====== Records shown ======
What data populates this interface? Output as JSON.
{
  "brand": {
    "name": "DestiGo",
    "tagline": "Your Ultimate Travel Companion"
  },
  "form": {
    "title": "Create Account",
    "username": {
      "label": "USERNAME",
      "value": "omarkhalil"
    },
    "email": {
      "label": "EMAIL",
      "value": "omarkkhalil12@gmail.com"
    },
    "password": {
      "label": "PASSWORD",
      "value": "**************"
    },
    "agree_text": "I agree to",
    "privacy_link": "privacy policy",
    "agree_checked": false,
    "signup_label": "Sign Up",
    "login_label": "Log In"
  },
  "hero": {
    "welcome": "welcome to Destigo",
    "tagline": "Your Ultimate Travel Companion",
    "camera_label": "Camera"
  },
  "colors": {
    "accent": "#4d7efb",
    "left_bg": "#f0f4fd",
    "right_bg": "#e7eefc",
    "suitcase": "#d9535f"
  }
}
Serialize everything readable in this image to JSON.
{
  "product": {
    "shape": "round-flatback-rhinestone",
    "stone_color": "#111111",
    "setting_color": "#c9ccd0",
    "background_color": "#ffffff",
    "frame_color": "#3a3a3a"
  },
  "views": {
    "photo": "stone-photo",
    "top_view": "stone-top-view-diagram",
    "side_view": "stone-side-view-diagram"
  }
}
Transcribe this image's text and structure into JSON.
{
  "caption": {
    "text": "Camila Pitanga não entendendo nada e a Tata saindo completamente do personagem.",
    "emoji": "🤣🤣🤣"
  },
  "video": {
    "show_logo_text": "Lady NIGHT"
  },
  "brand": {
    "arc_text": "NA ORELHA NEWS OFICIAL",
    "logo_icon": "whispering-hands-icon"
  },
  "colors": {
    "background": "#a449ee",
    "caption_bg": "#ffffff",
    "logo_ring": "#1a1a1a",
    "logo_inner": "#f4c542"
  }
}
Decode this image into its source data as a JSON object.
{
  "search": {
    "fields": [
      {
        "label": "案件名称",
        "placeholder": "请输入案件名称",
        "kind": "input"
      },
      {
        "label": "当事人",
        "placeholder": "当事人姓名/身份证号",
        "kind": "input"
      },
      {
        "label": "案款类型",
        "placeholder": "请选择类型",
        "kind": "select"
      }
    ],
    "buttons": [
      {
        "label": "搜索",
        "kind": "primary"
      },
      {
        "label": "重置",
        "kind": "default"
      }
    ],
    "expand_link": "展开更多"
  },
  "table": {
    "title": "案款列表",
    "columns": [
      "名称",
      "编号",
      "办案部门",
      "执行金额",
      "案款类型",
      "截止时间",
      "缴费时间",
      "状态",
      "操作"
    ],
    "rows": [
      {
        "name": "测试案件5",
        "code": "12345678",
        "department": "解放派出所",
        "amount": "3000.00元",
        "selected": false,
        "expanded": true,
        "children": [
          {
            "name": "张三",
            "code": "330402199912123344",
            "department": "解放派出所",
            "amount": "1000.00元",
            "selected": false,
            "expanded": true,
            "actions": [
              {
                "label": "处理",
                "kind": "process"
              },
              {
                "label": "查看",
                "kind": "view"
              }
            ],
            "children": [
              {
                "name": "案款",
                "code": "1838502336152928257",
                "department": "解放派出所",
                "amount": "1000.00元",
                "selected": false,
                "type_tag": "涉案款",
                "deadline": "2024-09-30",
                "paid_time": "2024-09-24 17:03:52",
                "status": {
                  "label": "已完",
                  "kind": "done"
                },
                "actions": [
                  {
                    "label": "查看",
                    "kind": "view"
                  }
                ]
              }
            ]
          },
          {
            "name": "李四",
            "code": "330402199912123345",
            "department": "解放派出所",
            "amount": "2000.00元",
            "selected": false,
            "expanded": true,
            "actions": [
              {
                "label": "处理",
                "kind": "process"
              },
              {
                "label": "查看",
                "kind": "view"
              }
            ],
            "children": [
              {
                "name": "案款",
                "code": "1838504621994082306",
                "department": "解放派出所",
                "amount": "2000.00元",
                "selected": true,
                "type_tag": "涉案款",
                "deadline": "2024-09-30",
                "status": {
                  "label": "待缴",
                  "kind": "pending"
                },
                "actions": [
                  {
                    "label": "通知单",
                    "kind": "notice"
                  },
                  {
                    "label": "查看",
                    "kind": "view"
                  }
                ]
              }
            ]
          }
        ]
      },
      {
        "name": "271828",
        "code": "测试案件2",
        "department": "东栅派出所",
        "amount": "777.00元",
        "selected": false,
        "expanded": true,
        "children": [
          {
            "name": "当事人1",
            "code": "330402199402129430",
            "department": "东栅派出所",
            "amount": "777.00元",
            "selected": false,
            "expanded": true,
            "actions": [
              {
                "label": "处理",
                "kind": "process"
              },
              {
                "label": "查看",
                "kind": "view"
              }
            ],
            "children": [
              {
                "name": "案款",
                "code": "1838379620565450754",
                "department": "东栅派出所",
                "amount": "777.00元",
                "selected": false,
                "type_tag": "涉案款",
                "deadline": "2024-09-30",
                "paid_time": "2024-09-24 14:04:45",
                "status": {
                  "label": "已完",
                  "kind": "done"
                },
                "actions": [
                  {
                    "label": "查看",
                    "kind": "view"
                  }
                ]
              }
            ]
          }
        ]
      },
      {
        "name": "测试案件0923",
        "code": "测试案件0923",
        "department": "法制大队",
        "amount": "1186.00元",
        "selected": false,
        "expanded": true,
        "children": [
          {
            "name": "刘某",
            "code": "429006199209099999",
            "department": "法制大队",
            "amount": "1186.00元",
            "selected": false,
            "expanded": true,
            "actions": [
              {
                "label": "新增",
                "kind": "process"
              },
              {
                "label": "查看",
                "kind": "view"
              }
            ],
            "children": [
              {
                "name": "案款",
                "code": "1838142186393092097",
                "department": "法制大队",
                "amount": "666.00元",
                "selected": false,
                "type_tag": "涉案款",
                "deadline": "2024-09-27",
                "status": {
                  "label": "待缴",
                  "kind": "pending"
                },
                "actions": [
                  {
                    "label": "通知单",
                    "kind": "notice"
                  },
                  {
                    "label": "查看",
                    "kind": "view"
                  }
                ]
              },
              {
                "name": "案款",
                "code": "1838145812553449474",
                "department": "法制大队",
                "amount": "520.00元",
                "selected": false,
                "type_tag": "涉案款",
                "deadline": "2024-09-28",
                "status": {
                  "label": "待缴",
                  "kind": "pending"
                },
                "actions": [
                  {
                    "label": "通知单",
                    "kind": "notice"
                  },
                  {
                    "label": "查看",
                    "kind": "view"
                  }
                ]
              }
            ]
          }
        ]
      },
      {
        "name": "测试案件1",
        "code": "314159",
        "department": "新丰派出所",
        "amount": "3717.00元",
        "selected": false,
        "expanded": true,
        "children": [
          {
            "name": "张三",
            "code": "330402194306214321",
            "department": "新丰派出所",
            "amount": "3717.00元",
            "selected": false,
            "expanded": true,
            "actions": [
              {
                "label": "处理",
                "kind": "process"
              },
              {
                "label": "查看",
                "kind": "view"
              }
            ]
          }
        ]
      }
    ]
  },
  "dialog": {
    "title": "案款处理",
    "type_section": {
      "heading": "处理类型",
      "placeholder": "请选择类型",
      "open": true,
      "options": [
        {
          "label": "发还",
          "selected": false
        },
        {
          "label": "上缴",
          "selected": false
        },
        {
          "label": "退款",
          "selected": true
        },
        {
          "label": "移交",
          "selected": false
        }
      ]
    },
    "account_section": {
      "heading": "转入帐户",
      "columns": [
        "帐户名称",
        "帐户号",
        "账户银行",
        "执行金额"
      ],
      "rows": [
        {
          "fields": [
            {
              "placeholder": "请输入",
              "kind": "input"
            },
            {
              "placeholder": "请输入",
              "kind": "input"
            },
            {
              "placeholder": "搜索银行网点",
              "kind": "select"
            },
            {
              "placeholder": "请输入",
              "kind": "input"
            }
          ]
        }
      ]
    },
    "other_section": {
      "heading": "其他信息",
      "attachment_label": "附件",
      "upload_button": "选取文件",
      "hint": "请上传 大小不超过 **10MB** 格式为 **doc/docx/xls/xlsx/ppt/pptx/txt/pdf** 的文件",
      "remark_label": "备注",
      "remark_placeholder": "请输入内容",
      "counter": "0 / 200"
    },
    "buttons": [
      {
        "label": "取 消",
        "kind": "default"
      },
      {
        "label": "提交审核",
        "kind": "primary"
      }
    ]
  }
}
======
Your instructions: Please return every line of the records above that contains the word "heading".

Task result:
      "heading": "处理类型",
      "heading": "转入帐户",
      "heading": "其他信息",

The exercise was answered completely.